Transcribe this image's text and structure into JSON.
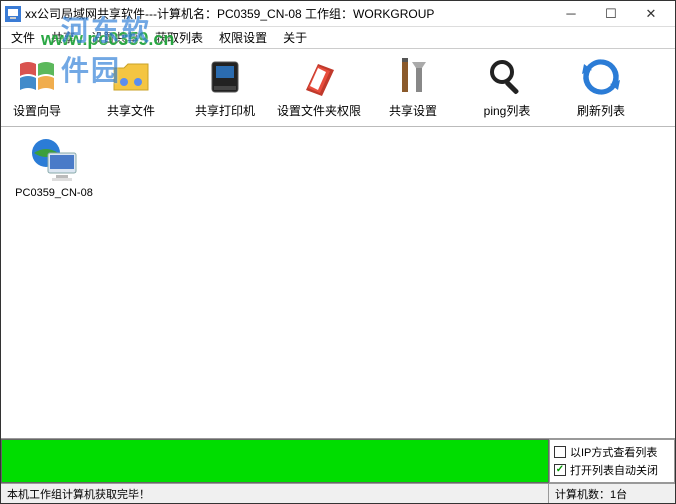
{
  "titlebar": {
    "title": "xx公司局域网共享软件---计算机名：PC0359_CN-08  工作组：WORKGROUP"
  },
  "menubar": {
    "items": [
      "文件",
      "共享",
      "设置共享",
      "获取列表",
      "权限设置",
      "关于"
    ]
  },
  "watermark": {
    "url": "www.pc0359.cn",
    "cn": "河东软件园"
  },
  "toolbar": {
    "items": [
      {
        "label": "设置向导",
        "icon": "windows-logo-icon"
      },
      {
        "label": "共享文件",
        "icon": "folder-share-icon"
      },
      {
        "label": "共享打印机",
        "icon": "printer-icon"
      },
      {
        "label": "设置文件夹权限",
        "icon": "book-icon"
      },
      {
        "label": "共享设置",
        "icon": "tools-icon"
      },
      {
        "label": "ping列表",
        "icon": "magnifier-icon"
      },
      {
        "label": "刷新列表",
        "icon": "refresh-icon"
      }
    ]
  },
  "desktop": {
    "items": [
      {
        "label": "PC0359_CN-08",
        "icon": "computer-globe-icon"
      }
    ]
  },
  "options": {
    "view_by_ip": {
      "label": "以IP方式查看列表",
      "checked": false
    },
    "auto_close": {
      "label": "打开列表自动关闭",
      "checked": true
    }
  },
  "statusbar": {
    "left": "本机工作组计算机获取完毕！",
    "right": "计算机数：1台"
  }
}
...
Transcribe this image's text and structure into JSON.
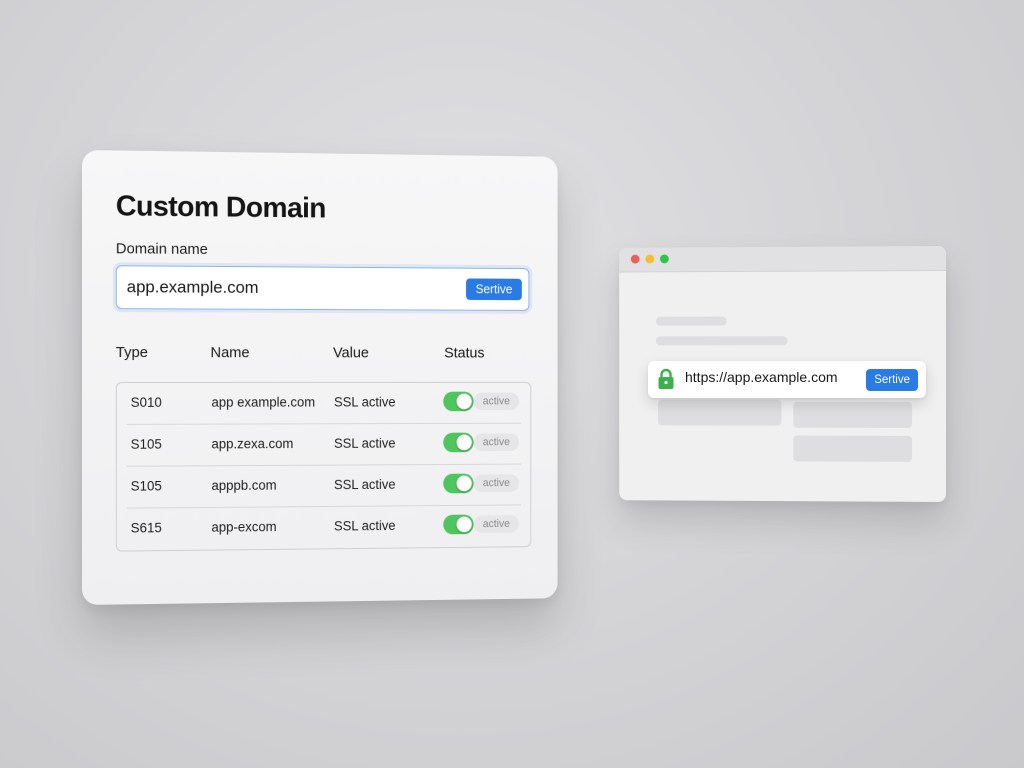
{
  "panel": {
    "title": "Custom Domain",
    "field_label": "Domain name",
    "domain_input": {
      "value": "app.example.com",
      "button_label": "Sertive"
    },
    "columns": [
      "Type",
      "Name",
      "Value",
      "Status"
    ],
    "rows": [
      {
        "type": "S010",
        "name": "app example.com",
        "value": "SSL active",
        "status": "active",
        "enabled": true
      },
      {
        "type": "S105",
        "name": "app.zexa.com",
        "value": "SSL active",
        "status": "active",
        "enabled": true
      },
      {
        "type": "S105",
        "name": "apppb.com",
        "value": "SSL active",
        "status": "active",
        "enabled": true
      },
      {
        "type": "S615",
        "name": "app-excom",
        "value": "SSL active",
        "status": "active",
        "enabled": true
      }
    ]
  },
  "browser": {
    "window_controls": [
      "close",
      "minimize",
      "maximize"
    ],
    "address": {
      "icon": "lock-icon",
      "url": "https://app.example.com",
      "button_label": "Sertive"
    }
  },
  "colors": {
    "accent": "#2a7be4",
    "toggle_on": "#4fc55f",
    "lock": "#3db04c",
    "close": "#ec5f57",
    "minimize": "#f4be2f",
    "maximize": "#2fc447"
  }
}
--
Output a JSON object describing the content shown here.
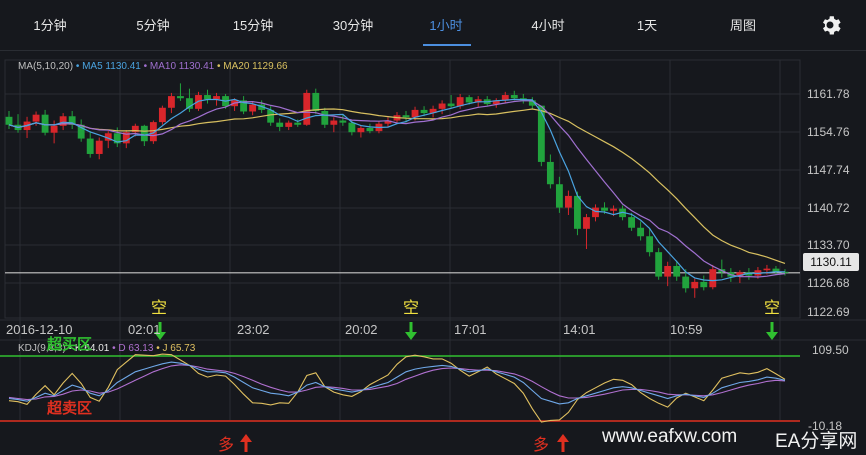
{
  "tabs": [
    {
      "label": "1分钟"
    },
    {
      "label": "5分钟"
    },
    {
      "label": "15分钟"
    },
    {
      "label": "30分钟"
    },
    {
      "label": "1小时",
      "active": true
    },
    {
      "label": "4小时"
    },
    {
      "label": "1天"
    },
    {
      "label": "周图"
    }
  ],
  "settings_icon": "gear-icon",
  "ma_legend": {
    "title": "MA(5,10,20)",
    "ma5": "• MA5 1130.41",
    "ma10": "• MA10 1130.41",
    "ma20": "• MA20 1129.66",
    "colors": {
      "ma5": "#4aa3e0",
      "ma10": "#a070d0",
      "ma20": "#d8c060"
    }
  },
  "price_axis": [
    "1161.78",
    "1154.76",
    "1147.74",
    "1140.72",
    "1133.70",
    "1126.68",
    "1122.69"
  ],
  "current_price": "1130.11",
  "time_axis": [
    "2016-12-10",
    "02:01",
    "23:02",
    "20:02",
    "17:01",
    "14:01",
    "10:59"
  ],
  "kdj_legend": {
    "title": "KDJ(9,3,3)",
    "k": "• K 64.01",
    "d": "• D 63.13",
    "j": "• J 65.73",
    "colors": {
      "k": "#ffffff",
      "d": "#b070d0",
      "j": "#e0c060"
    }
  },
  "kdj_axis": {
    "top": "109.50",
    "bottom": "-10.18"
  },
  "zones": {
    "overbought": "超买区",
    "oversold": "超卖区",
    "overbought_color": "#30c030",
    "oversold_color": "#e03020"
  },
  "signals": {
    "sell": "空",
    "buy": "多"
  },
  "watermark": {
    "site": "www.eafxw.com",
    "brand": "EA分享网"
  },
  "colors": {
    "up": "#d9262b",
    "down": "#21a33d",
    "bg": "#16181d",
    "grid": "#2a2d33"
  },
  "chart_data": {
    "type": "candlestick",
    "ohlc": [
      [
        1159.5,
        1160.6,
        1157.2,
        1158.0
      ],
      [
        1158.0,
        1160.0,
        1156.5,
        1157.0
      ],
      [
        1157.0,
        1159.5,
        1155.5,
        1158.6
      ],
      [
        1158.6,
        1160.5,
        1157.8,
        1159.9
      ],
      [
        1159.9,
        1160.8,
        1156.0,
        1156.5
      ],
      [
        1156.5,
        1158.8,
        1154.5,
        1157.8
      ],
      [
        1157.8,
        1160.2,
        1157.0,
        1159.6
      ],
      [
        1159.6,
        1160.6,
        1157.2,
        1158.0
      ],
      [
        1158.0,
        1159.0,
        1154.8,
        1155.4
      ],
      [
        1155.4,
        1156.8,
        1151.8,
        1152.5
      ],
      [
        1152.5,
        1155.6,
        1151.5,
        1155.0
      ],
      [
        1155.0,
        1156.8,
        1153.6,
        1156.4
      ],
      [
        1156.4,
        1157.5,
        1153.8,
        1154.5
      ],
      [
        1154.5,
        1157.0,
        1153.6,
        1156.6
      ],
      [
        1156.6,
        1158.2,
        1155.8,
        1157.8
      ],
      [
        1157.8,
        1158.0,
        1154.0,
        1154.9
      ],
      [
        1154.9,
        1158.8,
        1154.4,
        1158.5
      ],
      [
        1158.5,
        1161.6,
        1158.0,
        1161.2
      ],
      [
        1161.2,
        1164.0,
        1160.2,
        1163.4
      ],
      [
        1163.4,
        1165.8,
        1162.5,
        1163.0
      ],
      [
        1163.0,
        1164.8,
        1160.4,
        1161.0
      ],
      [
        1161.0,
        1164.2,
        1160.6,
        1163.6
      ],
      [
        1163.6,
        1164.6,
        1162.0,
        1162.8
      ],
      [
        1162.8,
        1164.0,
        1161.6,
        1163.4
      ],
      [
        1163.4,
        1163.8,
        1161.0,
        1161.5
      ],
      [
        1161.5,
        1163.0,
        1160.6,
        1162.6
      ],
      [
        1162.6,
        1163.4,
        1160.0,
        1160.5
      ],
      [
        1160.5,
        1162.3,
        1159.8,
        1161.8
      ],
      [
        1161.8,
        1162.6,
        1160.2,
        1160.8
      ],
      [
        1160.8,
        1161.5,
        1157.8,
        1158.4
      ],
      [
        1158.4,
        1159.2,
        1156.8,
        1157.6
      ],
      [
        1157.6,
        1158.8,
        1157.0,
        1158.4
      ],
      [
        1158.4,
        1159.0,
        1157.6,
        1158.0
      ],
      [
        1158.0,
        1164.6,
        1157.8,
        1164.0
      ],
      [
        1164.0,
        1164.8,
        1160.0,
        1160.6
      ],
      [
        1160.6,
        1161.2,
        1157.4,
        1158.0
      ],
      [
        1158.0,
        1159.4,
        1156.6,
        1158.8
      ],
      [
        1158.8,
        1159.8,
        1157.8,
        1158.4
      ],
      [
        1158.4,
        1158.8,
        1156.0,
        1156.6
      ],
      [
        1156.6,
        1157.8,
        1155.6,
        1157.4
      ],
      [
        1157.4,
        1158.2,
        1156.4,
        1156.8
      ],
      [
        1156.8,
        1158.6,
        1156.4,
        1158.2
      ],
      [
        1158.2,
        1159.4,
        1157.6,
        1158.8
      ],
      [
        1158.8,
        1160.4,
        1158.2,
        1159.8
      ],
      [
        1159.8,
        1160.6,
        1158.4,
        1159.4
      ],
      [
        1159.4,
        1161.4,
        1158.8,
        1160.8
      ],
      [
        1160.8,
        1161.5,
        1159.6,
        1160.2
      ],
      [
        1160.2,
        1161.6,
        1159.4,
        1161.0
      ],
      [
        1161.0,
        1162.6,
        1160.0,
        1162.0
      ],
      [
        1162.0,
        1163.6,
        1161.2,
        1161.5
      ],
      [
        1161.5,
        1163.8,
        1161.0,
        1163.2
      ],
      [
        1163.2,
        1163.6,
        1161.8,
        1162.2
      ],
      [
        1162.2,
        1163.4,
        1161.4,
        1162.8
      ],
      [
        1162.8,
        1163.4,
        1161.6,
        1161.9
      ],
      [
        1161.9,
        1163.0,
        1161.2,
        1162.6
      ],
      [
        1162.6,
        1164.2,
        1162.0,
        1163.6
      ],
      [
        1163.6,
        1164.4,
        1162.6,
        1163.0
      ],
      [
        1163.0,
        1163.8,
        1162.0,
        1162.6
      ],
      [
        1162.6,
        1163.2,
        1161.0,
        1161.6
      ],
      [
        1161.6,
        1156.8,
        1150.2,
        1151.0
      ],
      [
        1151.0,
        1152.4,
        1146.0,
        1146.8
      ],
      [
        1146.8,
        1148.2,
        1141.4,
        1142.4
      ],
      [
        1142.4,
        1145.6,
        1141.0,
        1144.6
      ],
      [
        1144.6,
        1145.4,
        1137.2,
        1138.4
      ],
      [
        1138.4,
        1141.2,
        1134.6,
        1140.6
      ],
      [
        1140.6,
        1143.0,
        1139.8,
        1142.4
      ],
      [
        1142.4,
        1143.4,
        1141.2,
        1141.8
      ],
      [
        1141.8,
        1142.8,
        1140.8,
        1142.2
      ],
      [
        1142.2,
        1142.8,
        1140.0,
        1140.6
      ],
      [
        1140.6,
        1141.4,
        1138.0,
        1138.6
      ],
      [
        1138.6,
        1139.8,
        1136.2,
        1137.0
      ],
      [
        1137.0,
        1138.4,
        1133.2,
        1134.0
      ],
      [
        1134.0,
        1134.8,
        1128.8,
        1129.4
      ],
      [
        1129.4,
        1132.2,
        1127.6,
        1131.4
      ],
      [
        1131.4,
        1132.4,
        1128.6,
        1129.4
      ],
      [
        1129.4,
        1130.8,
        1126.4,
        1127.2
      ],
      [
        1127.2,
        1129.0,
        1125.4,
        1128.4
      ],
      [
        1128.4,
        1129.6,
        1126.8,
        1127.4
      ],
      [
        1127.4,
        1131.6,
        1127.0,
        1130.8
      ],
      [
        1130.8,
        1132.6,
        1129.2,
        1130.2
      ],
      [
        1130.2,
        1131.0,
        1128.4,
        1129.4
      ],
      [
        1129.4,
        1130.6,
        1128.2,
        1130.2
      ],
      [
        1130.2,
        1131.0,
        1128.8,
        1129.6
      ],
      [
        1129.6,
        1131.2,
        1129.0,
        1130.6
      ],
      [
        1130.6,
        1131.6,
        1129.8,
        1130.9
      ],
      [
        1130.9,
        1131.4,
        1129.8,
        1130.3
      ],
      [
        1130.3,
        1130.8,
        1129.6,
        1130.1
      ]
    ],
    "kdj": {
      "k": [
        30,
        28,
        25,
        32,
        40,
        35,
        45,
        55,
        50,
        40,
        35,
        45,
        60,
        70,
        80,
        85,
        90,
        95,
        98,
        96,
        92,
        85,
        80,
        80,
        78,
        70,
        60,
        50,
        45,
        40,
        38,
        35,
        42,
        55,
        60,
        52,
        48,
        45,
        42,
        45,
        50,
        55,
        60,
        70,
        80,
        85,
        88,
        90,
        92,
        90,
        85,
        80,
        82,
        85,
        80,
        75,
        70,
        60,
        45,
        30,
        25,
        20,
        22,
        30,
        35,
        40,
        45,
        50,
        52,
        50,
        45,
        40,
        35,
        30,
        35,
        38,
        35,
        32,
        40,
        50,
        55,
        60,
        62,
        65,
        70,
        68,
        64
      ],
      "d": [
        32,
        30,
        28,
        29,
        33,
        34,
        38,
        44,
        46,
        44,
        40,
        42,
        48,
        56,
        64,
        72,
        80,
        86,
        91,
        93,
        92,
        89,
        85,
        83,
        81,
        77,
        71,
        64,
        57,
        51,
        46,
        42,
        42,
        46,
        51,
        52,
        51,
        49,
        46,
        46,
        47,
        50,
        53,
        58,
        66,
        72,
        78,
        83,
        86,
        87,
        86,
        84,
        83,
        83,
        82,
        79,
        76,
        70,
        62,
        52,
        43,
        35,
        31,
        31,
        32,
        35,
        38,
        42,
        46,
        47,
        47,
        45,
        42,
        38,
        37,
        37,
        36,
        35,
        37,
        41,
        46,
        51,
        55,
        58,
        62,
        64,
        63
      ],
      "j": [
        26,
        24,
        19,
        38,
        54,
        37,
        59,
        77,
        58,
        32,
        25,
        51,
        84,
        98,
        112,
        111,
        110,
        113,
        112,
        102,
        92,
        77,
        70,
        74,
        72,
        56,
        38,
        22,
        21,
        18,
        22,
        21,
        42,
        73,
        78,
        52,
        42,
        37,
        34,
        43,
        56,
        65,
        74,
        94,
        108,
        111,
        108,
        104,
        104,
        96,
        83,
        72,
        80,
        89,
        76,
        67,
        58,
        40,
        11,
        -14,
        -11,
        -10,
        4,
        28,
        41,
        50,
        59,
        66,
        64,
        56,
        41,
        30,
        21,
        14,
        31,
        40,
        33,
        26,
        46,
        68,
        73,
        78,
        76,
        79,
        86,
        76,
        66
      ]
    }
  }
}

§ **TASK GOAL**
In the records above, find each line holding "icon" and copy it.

§ **RESPONSE BELOW**
        "icon": "windows-logo-icon"
        "icon": "folder-share-icon"
        "icon": "printer-icon"
        "icon": "book-icon"
        "icon": "tools-icon"
        "icon": "magnifier-icon"
        "icon": "refresh-icon"
        "icon": "computer-globe-icon"
      "icon": "lock-icon",
  "settings_icon": "gear-icon",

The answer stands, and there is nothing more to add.